◆ TRY IT ◆
Count the lines in the records beneath this task that contain the string "number", then give the count by itself.
• • • • • • •
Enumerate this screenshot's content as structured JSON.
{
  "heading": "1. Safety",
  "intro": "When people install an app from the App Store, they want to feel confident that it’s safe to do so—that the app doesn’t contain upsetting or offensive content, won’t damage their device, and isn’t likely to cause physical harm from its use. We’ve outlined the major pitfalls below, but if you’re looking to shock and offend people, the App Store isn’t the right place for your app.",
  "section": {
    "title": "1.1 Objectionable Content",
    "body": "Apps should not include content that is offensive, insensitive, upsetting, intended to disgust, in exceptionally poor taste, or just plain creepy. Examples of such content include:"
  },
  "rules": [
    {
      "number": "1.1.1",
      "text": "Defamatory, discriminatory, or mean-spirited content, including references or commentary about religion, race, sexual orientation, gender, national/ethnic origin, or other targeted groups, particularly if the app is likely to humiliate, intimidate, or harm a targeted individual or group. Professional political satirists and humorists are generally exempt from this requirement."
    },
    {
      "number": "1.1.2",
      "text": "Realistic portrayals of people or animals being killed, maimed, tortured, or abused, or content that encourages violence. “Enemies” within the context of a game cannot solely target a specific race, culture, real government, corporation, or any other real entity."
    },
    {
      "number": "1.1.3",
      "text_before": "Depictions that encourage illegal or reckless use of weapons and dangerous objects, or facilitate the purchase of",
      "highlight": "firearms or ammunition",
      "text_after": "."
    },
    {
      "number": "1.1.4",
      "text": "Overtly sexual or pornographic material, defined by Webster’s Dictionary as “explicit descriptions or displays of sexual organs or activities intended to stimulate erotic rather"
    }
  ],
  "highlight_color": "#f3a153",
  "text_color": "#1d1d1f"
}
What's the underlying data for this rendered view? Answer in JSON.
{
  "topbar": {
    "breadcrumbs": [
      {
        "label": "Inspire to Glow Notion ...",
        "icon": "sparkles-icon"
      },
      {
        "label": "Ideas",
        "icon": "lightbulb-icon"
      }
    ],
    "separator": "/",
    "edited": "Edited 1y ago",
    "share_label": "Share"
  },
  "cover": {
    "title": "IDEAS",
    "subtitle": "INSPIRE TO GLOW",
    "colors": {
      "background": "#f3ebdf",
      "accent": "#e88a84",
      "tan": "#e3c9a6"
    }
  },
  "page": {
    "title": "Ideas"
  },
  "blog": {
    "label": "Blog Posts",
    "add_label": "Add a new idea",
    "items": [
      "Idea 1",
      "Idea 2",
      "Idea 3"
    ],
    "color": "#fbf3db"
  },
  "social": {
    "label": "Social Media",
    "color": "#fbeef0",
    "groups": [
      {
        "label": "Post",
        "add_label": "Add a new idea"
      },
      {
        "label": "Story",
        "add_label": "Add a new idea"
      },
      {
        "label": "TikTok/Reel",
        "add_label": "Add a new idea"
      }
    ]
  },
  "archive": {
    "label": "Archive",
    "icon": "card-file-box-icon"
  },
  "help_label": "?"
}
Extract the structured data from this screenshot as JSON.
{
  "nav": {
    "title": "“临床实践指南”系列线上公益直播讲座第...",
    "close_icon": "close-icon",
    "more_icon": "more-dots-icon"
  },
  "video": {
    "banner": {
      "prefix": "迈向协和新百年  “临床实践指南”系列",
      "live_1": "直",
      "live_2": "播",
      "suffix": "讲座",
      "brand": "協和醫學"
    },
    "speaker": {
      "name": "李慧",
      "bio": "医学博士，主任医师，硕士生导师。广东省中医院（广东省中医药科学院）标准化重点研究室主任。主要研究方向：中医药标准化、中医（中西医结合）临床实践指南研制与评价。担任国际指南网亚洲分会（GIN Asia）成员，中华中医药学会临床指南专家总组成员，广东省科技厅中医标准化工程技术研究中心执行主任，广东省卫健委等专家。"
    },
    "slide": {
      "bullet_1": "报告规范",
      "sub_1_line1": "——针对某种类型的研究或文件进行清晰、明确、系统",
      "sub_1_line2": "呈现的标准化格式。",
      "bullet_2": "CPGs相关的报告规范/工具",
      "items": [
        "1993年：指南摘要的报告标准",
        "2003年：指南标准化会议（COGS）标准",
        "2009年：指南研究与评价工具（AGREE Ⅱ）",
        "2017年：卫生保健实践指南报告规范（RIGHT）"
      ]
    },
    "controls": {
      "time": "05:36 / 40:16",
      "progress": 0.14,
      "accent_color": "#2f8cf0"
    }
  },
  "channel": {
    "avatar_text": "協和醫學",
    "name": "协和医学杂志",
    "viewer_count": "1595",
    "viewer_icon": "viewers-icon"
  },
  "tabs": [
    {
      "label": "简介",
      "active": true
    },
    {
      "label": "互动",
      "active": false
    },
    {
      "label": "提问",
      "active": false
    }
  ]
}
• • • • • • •
◆ RESPONSE ◆
4